__Exercise goal__
Pull every line that holds the word "JSON" from the entries.

───── Excerpted records

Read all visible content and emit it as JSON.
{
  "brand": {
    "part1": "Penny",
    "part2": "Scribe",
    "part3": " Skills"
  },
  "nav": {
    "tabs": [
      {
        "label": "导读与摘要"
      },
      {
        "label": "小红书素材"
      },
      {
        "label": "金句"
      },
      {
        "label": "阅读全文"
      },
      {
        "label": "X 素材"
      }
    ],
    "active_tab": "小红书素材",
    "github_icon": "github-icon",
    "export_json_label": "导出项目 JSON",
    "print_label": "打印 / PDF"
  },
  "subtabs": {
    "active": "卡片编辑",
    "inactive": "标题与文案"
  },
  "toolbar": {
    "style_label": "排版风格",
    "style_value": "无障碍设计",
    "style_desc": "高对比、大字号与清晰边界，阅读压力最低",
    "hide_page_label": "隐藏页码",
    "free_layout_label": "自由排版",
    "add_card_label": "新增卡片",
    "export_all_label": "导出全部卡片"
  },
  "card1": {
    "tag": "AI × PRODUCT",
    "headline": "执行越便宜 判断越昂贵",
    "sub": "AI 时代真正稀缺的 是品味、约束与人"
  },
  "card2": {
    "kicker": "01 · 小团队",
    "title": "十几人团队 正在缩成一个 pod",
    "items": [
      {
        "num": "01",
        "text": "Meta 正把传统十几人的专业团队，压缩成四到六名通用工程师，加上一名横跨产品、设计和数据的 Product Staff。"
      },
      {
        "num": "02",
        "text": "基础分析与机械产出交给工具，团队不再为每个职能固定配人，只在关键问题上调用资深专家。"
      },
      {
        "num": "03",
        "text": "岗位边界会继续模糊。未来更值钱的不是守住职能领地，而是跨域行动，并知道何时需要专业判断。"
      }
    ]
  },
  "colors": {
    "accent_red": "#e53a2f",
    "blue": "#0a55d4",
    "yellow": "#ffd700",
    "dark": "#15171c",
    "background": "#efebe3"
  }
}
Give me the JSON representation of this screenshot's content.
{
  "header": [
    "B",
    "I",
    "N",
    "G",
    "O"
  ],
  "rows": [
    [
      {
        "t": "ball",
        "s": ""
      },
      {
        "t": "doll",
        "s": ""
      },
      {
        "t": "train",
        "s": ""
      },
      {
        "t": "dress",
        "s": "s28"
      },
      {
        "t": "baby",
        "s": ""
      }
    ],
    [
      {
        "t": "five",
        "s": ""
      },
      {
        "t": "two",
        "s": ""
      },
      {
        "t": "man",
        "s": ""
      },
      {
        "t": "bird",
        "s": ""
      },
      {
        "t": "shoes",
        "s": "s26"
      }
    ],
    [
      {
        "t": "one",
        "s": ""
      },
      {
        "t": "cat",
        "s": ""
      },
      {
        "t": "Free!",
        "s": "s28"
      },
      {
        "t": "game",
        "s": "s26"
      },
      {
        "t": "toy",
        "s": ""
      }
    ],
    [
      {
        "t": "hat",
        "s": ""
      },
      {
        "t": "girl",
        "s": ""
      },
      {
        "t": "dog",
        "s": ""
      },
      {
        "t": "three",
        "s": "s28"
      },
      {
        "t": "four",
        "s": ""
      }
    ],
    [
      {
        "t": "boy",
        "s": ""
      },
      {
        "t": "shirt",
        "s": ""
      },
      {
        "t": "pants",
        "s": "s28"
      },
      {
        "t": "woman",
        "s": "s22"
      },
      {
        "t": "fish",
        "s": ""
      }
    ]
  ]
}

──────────

__Output below__
Read all visible content and emit it as JSON.
    "export_json_label": "导出项目 JSON",
Give me the JSON representation of this screenshot's content.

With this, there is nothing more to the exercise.